Introduction and background
I’d like to share my experiences with anyone that may land on this page about a migration to the the IBM XIV storage array. Before I dive into the the delivery and setup of the array, I would like to provide a little background on the current storage environment, services that will be utilizing the new and old array, and also the configuration of the IBM XIV that was purchased.
The existing environment consists of an Hitachi AMS1000 array. In the HDS array there is 27 raw TB of a mixture between FC / SATA disk. Disks and
20 raid groups range from 146GB FC to 300GB FC and 500GB SATA disk. After raid group configuration for I/O requirements there ended up being a total usable
storage size of 22.5TB. After allocating storage for five services that will be explained in a seperate blog post for each migration, the total storage allocated
came to 19 TB. Total data set in use across the five services which will need to be migrated to the XIV came to 11.5 TB.
One thing that I want to point out in the above configuration and storage array is that to provide the required I/O for services accessing the box, 19TB of disk space was allocated for 11.5TB of data.
Delivery and Setup
The array was delivered a day early which was not a problem was we were able to accomodate the rack coming into our building. Our shipment was sent out in pieces, although I have heard that some units will ship in a fully assembled rack. We received the rack and a three palettes of hardware. Within an hour, our IBM CE was onsite with a team of three people to install and configure the unit.
Two hours later the rack was in place and all modules were installed and running. The rack is prewired in the back making setup and installation into our existing fabric very simple. All phsyical setup was completed within three hours of the unit arriving in our datacenter. After the latest code upgrade and some network configuration we were ready to introduce the unit into our fabric.
Our XIV configuration is a partial frame consisting of nine modules.
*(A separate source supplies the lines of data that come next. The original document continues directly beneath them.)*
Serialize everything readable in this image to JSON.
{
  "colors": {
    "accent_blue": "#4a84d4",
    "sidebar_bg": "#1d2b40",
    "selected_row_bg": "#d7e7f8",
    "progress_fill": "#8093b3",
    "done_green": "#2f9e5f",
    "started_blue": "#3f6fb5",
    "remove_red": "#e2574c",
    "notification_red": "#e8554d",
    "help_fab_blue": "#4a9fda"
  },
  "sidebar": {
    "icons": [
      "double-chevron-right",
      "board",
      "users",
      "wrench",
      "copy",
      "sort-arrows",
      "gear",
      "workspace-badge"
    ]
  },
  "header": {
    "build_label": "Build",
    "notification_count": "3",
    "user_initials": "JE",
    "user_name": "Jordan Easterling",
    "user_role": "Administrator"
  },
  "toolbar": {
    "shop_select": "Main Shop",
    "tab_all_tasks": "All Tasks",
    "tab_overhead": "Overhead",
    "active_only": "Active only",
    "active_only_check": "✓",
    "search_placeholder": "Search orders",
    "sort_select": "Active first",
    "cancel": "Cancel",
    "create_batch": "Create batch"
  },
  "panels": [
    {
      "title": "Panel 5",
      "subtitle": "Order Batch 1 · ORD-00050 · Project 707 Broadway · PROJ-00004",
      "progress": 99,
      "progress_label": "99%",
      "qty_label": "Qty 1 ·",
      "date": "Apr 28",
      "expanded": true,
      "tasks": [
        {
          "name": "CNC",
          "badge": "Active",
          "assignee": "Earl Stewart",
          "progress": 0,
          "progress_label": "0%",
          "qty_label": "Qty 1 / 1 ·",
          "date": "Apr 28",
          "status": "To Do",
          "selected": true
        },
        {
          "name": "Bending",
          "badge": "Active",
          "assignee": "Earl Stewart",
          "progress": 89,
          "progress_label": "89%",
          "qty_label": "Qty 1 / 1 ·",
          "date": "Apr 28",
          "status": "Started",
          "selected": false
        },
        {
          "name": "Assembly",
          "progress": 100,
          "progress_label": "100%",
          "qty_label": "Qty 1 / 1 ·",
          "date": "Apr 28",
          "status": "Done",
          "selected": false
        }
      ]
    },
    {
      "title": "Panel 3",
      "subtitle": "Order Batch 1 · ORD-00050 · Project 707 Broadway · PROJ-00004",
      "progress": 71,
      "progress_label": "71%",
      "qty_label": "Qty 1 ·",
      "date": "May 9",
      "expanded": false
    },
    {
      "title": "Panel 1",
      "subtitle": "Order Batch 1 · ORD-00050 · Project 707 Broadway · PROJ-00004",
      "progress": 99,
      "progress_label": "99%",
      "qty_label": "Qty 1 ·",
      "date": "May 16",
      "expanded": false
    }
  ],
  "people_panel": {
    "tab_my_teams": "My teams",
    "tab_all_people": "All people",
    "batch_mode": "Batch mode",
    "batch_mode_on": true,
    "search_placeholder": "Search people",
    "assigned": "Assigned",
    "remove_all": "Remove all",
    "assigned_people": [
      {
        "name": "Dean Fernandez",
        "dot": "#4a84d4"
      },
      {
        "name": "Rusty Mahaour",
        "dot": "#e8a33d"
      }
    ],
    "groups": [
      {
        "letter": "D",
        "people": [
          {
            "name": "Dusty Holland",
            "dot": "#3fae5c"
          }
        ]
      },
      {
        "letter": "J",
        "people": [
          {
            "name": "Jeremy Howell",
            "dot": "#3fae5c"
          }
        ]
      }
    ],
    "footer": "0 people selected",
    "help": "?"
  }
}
Nine modules in an XIV frame gave us 43TB of space to allocate.
In part 2, I will comment on the hardware in the unit itself and getting it setup in our fabric.